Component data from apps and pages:
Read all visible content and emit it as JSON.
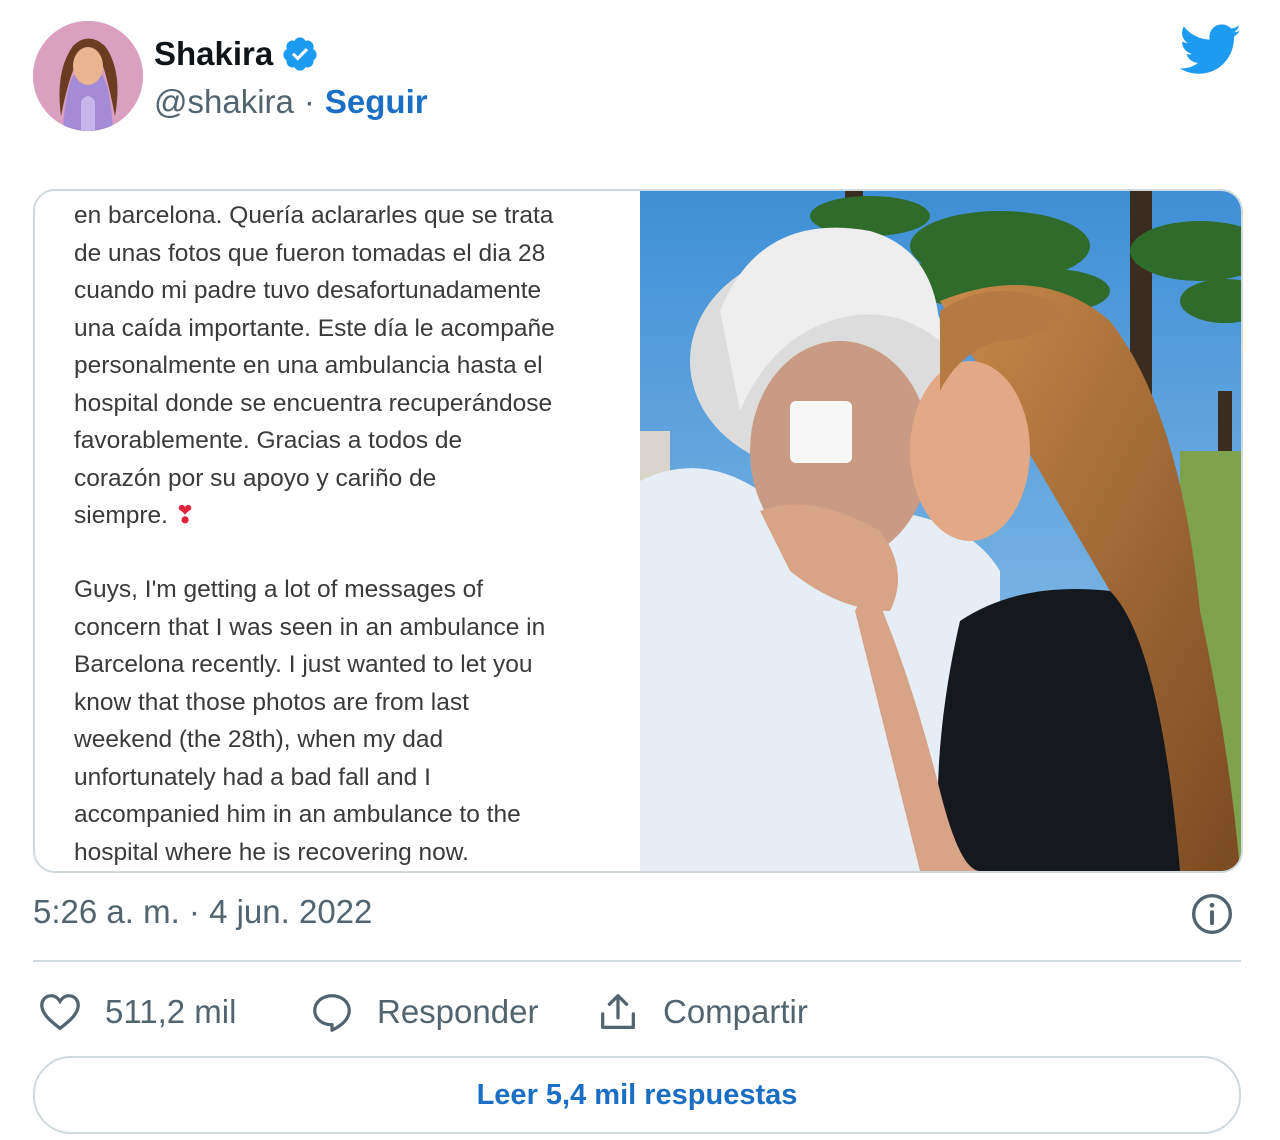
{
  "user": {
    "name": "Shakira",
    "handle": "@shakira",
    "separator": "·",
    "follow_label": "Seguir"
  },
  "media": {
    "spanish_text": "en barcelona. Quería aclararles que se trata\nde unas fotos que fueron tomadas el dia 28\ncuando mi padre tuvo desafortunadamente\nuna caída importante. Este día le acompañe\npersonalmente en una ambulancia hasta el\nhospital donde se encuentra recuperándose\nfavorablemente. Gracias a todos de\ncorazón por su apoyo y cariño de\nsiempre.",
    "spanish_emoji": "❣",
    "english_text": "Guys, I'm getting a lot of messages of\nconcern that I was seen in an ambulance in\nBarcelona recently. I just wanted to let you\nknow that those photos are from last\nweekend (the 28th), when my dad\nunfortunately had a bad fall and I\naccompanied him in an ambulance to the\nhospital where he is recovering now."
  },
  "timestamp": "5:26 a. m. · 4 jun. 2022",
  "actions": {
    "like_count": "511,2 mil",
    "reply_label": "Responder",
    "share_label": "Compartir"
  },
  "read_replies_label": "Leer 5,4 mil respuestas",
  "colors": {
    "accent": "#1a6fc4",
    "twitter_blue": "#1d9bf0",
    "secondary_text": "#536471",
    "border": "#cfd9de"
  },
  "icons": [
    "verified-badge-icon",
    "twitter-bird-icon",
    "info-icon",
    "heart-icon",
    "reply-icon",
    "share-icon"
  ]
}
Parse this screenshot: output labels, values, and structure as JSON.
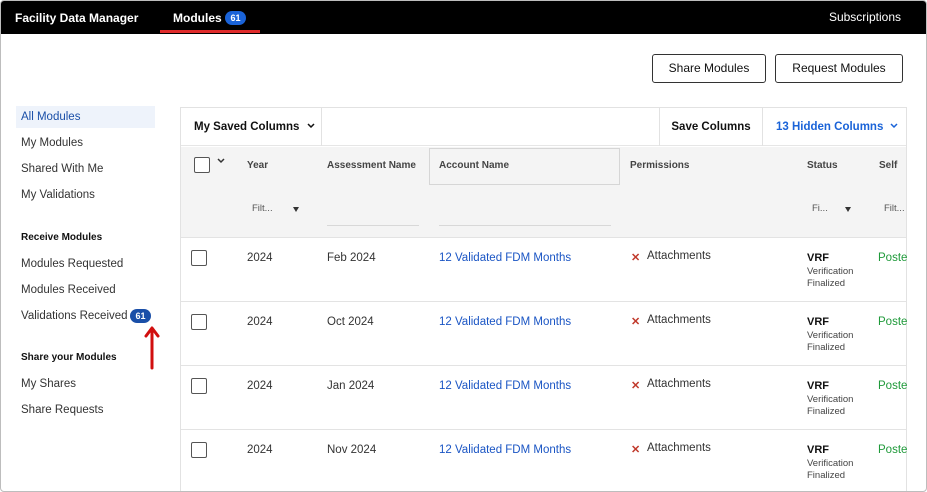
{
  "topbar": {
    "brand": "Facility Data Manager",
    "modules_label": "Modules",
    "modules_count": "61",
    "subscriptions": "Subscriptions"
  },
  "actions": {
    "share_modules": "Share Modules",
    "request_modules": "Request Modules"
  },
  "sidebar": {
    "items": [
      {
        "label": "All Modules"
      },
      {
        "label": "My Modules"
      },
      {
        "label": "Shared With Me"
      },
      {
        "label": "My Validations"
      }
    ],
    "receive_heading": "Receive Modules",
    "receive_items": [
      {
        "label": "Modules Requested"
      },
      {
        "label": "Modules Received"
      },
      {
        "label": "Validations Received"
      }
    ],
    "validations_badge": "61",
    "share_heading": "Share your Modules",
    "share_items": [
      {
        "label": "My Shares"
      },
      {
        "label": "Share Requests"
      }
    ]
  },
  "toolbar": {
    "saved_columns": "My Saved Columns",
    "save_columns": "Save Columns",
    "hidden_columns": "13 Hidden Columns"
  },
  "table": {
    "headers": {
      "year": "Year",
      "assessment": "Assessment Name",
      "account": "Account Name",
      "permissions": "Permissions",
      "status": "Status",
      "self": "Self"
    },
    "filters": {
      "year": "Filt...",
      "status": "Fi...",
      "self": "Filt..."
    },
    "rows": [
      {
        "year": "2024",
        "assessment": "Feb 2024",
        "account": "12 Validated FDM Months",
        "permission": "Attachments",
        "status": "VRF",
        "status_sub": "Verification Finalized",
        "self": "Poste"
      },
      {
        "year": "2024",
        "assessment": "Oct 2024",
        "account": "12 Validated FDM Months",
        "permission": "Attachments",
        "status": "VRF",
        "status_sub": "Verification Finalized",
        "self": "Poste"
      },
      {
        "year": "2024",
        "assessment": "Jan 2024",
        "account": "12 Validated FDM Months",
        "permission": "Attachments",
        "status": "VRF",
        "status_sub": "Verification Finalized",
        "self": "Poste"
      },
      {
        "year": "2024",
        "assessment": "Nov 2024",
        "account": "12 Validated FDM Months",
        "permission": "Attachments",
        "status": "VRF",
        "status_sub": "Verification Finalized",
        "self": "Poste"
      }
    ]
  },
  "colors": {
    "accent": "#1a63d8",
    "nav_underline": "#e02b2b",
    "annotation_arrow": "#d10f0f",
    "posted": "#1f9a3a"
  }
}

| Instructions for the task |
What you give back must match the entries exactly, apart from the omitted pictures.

| Solved exercise |
Read all visible content and emit it as JSON.
{
  "user": {
    "name": "Shakira",
    "handle": "@shakira",
    "separator": "·",
    "follow_label": "Seguir"
  },
  "media": {
    "spanish_text": "en barcelona. Quería aclararles que se trata\nde unas fotos que fueron tomadas el dia 28\ncuando mi padre tuvo desafortunadamente\nuna caída importante. Este día le acompañe\npersonalmente en una ambulancia hasta el\nhospital donde se encuentra recuperándose\nfavorablemente. Gracias a todos de\ncorazón por su apoyo y cariño de\nsiempre.",
    "spanish_emoji": "❣",
    "english_text": "Guys, I'm getting a lot of messages of\nconcern that I was seen in an ambulance in\nBarcelona recently. I just wanted to let you\nknow that those photos are from last\nweekend (the 28th), when my dad\nunfortunately had a bad fall and I\naccompanied him in an ambulance to the\nhospital where he is recovering now."
  },
  "timestamp": "5:26 a. m. · 4 jun. 2022",
  "actions": {
    "like_count": "511,2 mil",
    "reply_label": "Responder",
    "share_label": "Compartir"
  },
  "read_replies_label": "Leer 5,4 mil respuestas",
  "colors": {
    "accent": "#1a6fc4",
    "twitter_blue": "#1d9bf0",
    "secondary_text": "#536471",
    "border": "#cfd9de"
  },
  "icons": [
    "verified-badge-icon",
    "twitter-bird-icon",
    "info-icon",
    "heart-icon",
    "reply-icon",
    "share-icon"
  ]
}
Parse this screenshot: output labels, values, and structure as JSON.
{
  "topbar": {
    "brand": "Facility Data Manager",
    "modules_label": "Modules",
    "modules_count": "61",
    "subscriptions": "Subscriptions"
  },
  "actions": {
    "share_modules": "Share Modules",
    "request_modules": "Request Modules"
  },
  "sidebar": {
    "items": [
      {
        "label": "All Modules"
      },
      {
        "label": "My Modules"
      },
      {
        "label": "Shared With Me"
      },
      {
        "label": "My Validations"
      }
    ],
    "receive_heading": "Receive Modules",
    "receive_items": [
      {
        "label": "Modules Requested"
      },
      {
        "label": "Modules Received"
      },
      {
        "label": "Validations Received"
      }
    ],
    "validations_badge": "61",
    "share_heading": "Share your Modules",
    "share_items": [
      {
        "label": "My Shares"
      },
      {
        "label": "Share Requests"
      }
    ]
  },
  "toolbar": {
    "saved_columns": "My Saved Columns",
    "save_columns": "Save Columns",
    "hidden_columns": "13 Hidden Columns"
  },
  "table": {
    "headers": {
      "year": "Year",
      "assessment": "Assessment Name",
      "account": "Account Name",
      "permissions": "Permissions",
      "status": "Status",
      "self": "Self"
    },
    "filters": {
      "year": "Filt...",
      "status": "Fi...",
      "self": "Filt..."
    },
    "rows": [
      {
        "year": "2024",
        "assessment": "Feb 2024",
        "account": "12 Validated FDM Months",
        "permission": "Attachments",
        "status": "VRF",
        "status_sub": "Verification Finalized",
        "self": "Poste"
      },
      {
        "year": "2024",
        "assessment": "Oct 2024",
        "account": "12 Validated FDM Months",
        "permission": "Attachments",
        "status": "VRF",
        "status_sub": "Verification Finalized",
        "self": "Poste"
      },
      {
        "year": "2024",
        "assessment": "Jan 2024",
        "account": "12 Validated FDM Months",
        "permission": "Attachments",
        "status": "VRF",
        "status_sub": "Verification Finalized",
        "self": "Poste"
      },
      {
        "year": "2024",
        "assessment": "Nov 2024",
        "account": "12 Validated FDM Months",
        "permission": "Attachments",
        "status": "VRF",
        "status_sub": "Verification Finalized",
        "self": "Poste"
      }
    ]
  },
  "colors": {
    "accent": "#1a63d8",
    "nav_underline": "#e02b2b",
    "annotation_arrow": "#d10f0f",
    "posted": "#1f9a3a"
  }
}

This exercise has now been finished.